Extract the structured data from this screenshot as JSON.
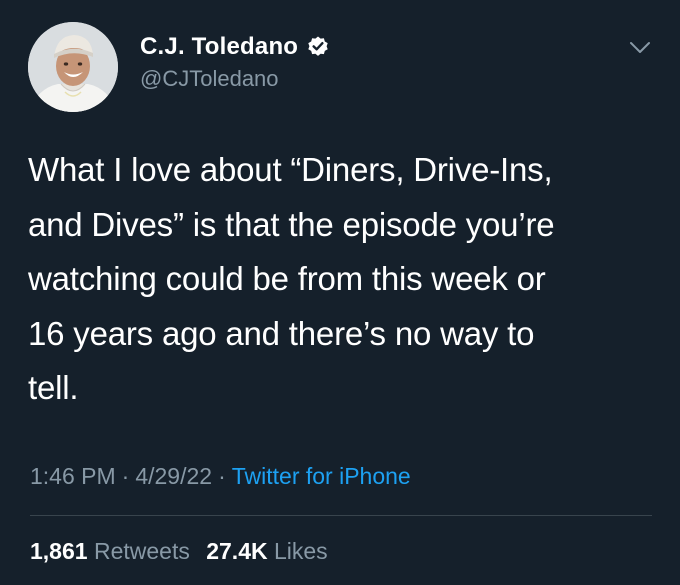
{
  "user": {
    "display_name": "C.J. Toledano",
    "handle": "@CJToledano",
    "verified": true,
    "avatar_icon": "profile-photo"
  },
  "tweet": {
    "text_lines": [
      "What I love about “Diners, Drive-Ins,",
      "and Dives” is that the episode you’re",
      "watching could be from this week or",
      "16 years ago and there’s no way to",
      "tell."
    ],
    "time": "1:46 PM",
    "separator": "·",
    "date": "4/29/22",
    "source": "Twitter for iPhone"
  },
  "stats": {
    "retweets_count": "1,861",
    "retweets_label": "Retweets",
    "likes_count": "27.4K",
    "likes_label": "Likes"
  },
  "colors": {
    "background": "#15202b",
    "secondary_text": "#8899a6",
    "link": "#1da1f2",
    "verified_badge": "#ffffff"
  }
}
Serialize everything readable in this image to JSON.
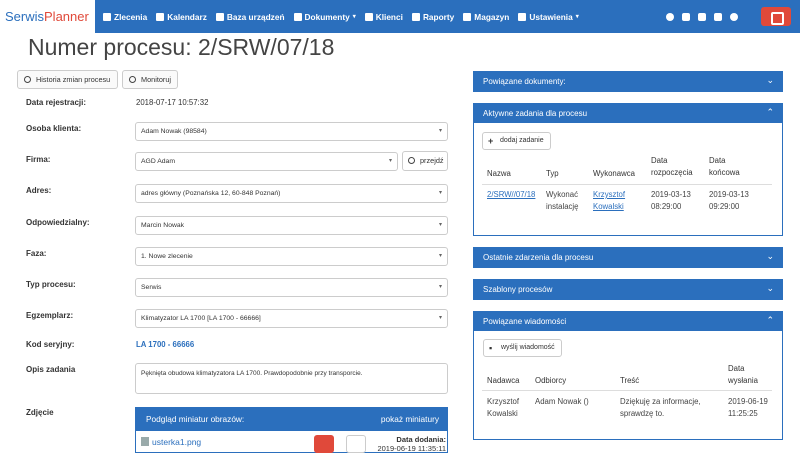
{
  "app": {
    "brand_part1": "Serwis",
    "brand_part2": "Planner"
  },
  "nav": {
    "items": [
      {
        "label": "Zlecenia",
        "icon": "list-icon"
      },
      {
        "label": "Kalendarz",
        "icon": "calendar-icon"
      },
      {
        "label": "Baza urządzeń",
        "icon": "database-icon"
      },
      {
        "label": "Dokumenty",
        "icon": "document-icon",
        "dropdown": true
      },
      {
        "label": "Klienci",
        "icon": "user-icon"
      },
      {
        "label": "Raporty",
        "icon": "bar-chart-icon"
      },
      {
        "label": "Magazyn",
        "icon": "warehouse-icon"
      },
      {
        "label": "Ustawienia",
        "icon": "gear-icon",
        "dropdown": true
      }
    ],
    "caret": "▾",
    "right_icons": [
      "search-icon",
      "chat-icon",
      "clipboard-icon",
      "notifications-icon",
      "profile-icon"
    ],
    "accent": "#2b6fbd",
    "danger": "#e0493a"
  },
  "page": {
    "title": "Numer procesu: 2/SRW/07/18"
  },
  "toolbar": {
    "history_label": "Historia zmian procesu",
    "watch_label": "Monitoruj"
  },
  "form": {
    "registration_label": "Data rejestracji:",
    "registration_value": "2018-07-17 10:57:32",
    "client_person_label": "Osoba klienta:",
    "client_person_value": "Adam Nowak (98584)",
    "company_label": "Firma:",
    "company_value": "AGD Adam",
    "goto_label": "przejdź",
    "address_label": "Adres:",
    "address_value": "adres główny (Poznańska 12, 60-848 Poznań)",
    "responsible_label": "Odpowiedzialny:",
    "responsible_value": "Marcin Nowak",
    "phase_label": "Faza:",
    "phase_value": "1. Nowe zlecenie",
    "process_type_label": "Typ procesu:",
    "process_type_value": "Serwis",
    "item_label": "Egzemplarz:",
    "item_value": "Klimatyzator LA 1700 [LA 1700 - 66666]",
    "serial_label": "Kod seryjny:",
    "serial_value": "LA 1700 - 66666",
    "task_desc_label": "Opis zadania",
    "task_desc_value": "Pęknięta obudowa klimatyzatora LA 1700. Prawdopodobnie przy transporcie.",
    "photo_label": "Zdjęcie",
    "select_arrow": "▾"
  },
  "thumbnails": {
    "header": "Podgląd miniatur obrazów:",
    "show_label": "pokaż miniatury",
    "file_name": "usterka1.png",
    "date_label": "Data dodania:",
    "date_value": "2019-06-19 11:35:11"
  },
  "panels": {
    "chevron_down": "⌄",
    "chevron_up": "⌃",
    "related_docs": "Powiązane dokumenty:",
    "active_tasks": {
      "title": "Aktywne zadania dla procesu",
      "add_label": "dodaj zadanie",
      "headers": [
        "Nazwa",
        "Typ",
        "Wykonawca",
        "Data rozpoczęcia",
        "Data końcowa"
      ],
      "row": {
        "name": "2/SRW//07/18",
        "type": "Wykonać instalację",
        "assignee": "Krzysztof Kowalski",
        "start_date": "2019-03-13",
        "start_time": "08:29:00",
        "end_date": "2019-03-13",
        "end_time": "09:29:00"
      }
    },
    "recent_events": "Ostatnie zdarzenia dla procesu",
    "templates": "Szablony procesów",
    "messages": {
      "title": "Powiązane wiadomości",
      "send_label": "wyślij wiadomość",
      "headers": [
        "Nadawca",
        "Odbiorcy",
        "Treść",
        "Data wysłania"
      ],
      "row": {
        "sender": "Krzysztof Kowalski",
        "recipients": "Adam Nowak ()",
        "content": "Dziękuję za informacje, sprawdzę to.",
        "sent_date": "2019-06-19",
        "sent_time": "11:25:25"
      }
    }
  }
}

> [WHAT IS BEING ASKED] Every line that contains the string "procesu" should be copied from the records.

> [YOUR RESPONSE]
    "title": "Numer procesu: 2/SRW/07/18"
    "history_label": "Historia zmian procesu",
    "process_type_label": "Typ procesu:",
      "title": "Aktywne zadania dla procesu",
    "recent_events": "Ostatnie zdarzenia dla procesu",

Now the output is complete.